A complete, exact copy of the records is needed here.

######

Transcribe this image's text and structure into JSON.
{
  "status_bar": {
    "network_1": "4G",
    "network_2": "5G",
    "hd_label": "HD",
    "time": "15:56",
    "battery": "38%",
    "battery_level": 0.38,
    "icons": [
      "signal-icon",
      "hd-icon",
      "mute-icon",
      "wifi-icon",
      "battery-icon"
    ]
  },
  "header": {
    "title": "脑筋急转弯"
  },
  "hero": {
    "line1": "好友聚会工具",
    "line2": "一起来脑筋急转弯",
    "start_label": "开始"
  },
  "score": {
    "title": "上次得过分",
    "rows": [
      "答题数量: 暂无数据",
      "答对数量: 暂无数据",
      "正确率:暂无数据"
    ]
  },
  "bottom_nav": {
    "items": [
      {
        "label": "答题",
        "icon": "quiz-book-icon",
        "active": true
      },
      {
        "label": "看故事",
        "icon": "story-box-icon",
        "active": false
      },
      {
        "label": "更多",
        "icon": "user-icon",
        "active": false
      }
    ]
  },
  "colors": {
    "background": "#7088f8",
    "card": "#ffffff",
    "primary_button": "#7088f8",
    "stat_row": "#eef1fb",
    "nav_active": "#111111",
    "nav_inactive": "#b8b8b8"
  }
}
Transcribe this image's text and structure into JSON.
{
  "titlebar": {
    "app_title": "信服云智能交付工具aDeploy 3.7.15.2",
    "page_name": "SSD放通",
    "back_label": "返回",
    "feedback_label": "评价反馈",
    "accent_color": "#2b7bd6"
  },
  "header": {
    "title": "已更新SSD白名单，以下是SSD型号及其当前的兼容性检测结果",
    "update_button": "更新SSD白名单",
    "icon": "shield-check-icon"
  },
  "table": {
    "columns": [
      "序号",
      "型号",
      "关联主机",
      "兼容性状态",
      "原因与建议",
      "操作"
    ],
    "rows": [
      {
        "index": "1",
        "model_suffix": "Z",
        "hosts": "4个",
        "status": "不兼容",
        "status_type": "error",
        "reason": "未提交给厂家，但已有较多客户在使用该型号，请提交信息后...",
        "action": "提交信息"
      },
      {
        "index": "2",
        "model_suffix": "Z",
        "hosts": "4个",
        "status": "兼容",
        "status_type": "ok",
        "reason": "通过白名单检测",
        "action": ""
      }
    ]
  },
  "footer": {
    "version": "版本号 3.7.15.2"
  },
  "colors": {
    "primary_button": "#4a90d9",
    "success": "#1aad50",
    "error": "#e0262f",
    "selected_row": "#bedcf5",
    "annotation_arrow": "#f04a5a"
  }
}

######

**Completed exercise**
Transcribe this image's text and structure into JSON.
{
  "status_bar": {
    "network_1": "4G",
    "network_2": "5G",
    "hd_label": "HD",
    "time": "15:56",
    "battery": "38%",
    "battery_level": 0.38,
    "icons": [
      "signal-icon",
      "hd-icon",
      "mute-icon",
      "wifi-icon",
      "battery-icon"
    ]
  },
  "header": {
    "title": "脑筋急转弯"
  },
  "hero": {
    "line1": "好友聚会工具",
    "line2": "一起来脑筋急转弯",
    "start_label": "开始"
  },
  "score": {
    "title": "上次得过分",
    "rows": [
      "答题数量: 暂无数据",
      "答对数量: 暂无数据",
      "正确率:暂无数据"
    ]
  },
  "bottom_nav": {
    "items": [
      {
        "label": "答题",
        "icon": "quiz-book-icon",
        "active": true
      },
      {
        "label": "看故事",
        "icon": "story-box-icon",
        "active": false
      },
      {
        "label": "更多",
        "icon": "user-icon",
        "active": false
      }
    ]
  },
  "colors": {
    "background": "#7088f8",
    "card": "#ffffff",
    "primary_button": "#7088f8",
    "stat_row": "#eef1fb",
    "nav_active": "#111111",
    "nav_inactive": "#b8b8b8"
  }
}
Transcribe this image's text and structure into JSON.
{
  "titlebar": {
    "app_title": "信服云智能交付工具aDeploy 3.7.15.2",
    "page_name": "SSD放通",
    "back_label": "返回",
    "feedback_label": "评价反馈",
    "accent_color": "#2b7bd6"
  },
  "header": {
    "title": "已更新SSD白名单，以下是SSD型号及其当前的兼容性检测结果",
    "update_button": "更新SSD白名单",
    "icon": "shield-check-icon"
  },
  "table": {
    "columns": [
      "序号",
      "型号",
      "关联主机",
      "兼容性状态",
      "原因与建议",
      "操作"
    ],
    "rows": [
      {
        "index": "1",
        "model_suffix": "Z",
        "hosts": "4个",
        "status": "不兼容",
        "status_type": "error",
        "reason": "未提交给厂家，但已有较多客户在使用该型号，请提交信息后...",
        "action": "提交信息"
      },
      {
        "index": "2",
        "model_suffix": "Z",
        "hosts": "4个",
        "status": "兼容",
        "status_type": "ok",
        "reason": "通过白名单检测",
        "action": ""
      }
    ]
  },
  "footer": {
    "version": "版本号 3.7.15.2"
  },
  "colors": {
    "primary_button": "#4a90d9",
    "success": "#1aad50",
    "error": "#e0262f",
    "selected_row": "#bedcf5",
    "annotation_arrow": "#f04a5a"
  }
}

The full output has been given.